Check each line of the material below for "City". Report how many have it, with no other words.
─── Supplied records ───
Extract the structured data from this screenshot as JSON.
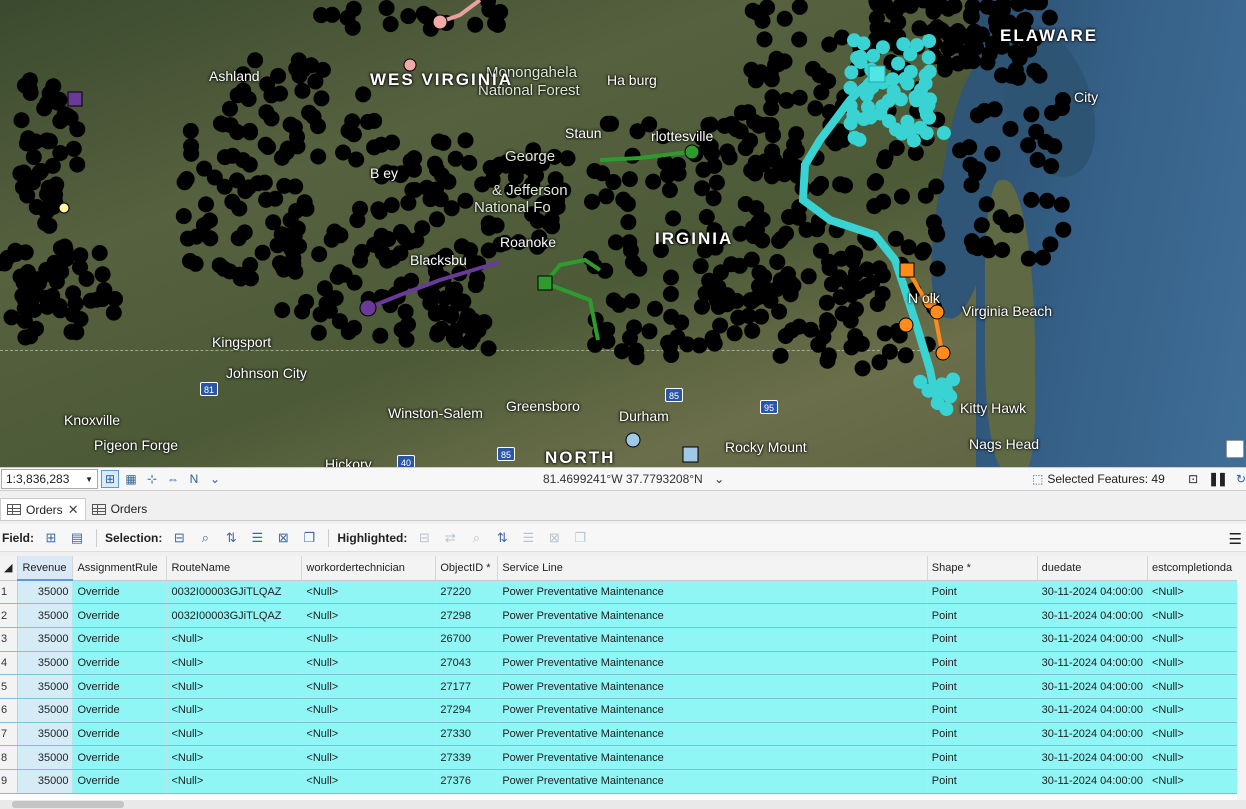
{
  "map": {
    "labels": {
      "delaware": "ELAWARE",
      "monongahela": "Monongahela",
      "national_forest": "National Forest",
      "ashland": "Ashland",
      "west_virginia": "WES VIRGINIA",
      "harrisonburg": "Ha         burg",
      "staunton": "Staun",
      "charlottesville": "rlottesville",
      "george": "George",
      "jefferson": "& Jefferson",
      "national_forest2": "National Fo",
      "roanoke": "Roanoke",
      "virginia": "IRGINIA",
      "blacksburg": "Blacksbu",
      "kingsport": "Kingsport",
      "johnson_city": "Johnson City",
      "knoxville": "Knoxville",
      "pigeon_forge": "Pigeon Forge",
      "winston_salem": "Winston-Salem",
      "greensboro": "Greensboro",
      "durham": "Durham",
      "north": "NORTH",
      "rocky_mount": "Rocky Mount",
      "norfolk": "N    olk",
      "virginia_beach": "Virginia Beach",
      "kitty_hawk": "Kitty Hawk",
      "nags_head": "Nags Head",
      "city": "City",
      "hickory": "Hickory",
      "covington": "B    ey"
    },
    "shields": [
      "81",
      "85",
      "95",
      "85",
      "40"
    ]
  },
  "statusbar": {
    "scale": "1:3,836,283",
    "coordinates": "81.4699241°W 37.7793208°N",
    "selected_features": "Selected Features: 49"
  },
  "tabs": [
    {
      "label": "Orders",
      "active": true,
      "closable": true
    },
    {
      "label": "Orders",
      "active": false,
      "closable": false
    }
  ],
  "toolbar": {
    "field_label": "Field:",
    "selection_label": "Selection:",
    "highlighted_label": "Highlighted:"
  },
  "table": {
    "columns": [
      "Revenue",
      "AssignmentRule",
      "RouteName",
      "workordertechnician",
      "ObjectID *",
      "Service Line",
      "Shape *",
      "duedate",
      "estcompletionda"
    ],
    "rows": [
      {
        "n": "1",
        "cells": [
          "35000",
          "Override",
          "0032I00003GJiTLQAZ",
          "<Null>",
          "27220",
          "Power Preventative Maintenance",
          "Point",
          "30-11-2024 04:00:00",
          "<Null>"
        ]
      },
      {
        "n": "2",
        "cells": [
          "35000",
          "Override",
          "0032I00003GJiTLQAZ",
          "<Null>",
          "27298",
          "Power Preventative Maintenance",
          "Point",
          "30-11-2024 04:00:00",
          "<Null>"
        ]
      },
      {
        "n": "3",
        "cells": [
          "35000",
          "Override",
          "<Null>",
          "<Null>",
          "26700",
          "Power Preventative Maintenance",
          "Point",
          "30-11-2024 04:00:00",
          "<Null>"
        ]
      },
      {
        "n": "4",
        "cells": [
          "35000",
          "Override",
          "<Null>",
          "<Null>",
          "27043",
          "Power Preventative Maintenance",
          "Point",
          "30-11-2024 04:00:00",
          "<Null>"
        ]
      },
      {
        "n": "5",
        "cells": [
          "35000",
          "Override",
          "<Null>",
          "<Null>",
          "27177",
          "Power Preventative Maintenance",
          "Point",
          "30-11-2024 04:00:00",
          "<Null>"
        ]
      },
      {
        "n": "6",
        "cells": [
          "35000",
          "Override",
          "<Null>",
          "<Null>",
          "27294",
          "Power Preventative Maintenance",
          "Point",
          "30-11-2024 04:00:00",
          "<Null>"
        ]
      },
      {
        "n": "7",
        "cells": [
          "35000",
          "Override",
          "<Null>",
          "<Null>",
          "27330",
          "Power Preventative Maintenance",
          "Point",
          "30-11-2024 04:00:00",
          "<Null>"
        ]
      },
      {
        "n": "8",
        "cells": [
          "35000",
          "Override",
          "<Null>",
          "<Null>",
          "27339",
          "Power Preventative Maintenance",
          "Point",
          "30-11-2024 04:00:00",
          "<Null>"
        ]
      },
      {
        "n": "9",
        "cells": [
          "35000",
          "Override",
          "<Null>",
          "<Null>",
          "27376",
          "Power Preventative Maintenance",
          "Point",
          "30-11-2024 04:00:00",
          "<Null>"
        ]
      }
    ]
  },
  "colors": {
    "selected_row": "#8ff5f5",
    "route_cyan": "#39d3d3",
    "orders_black": "#000000",
    "route_orange": "#ff8c1a",
    "route_green": "#2e9b2e",
    "route_purple": "#6a3a9a"
  }
}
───
#### [Solved problem]
2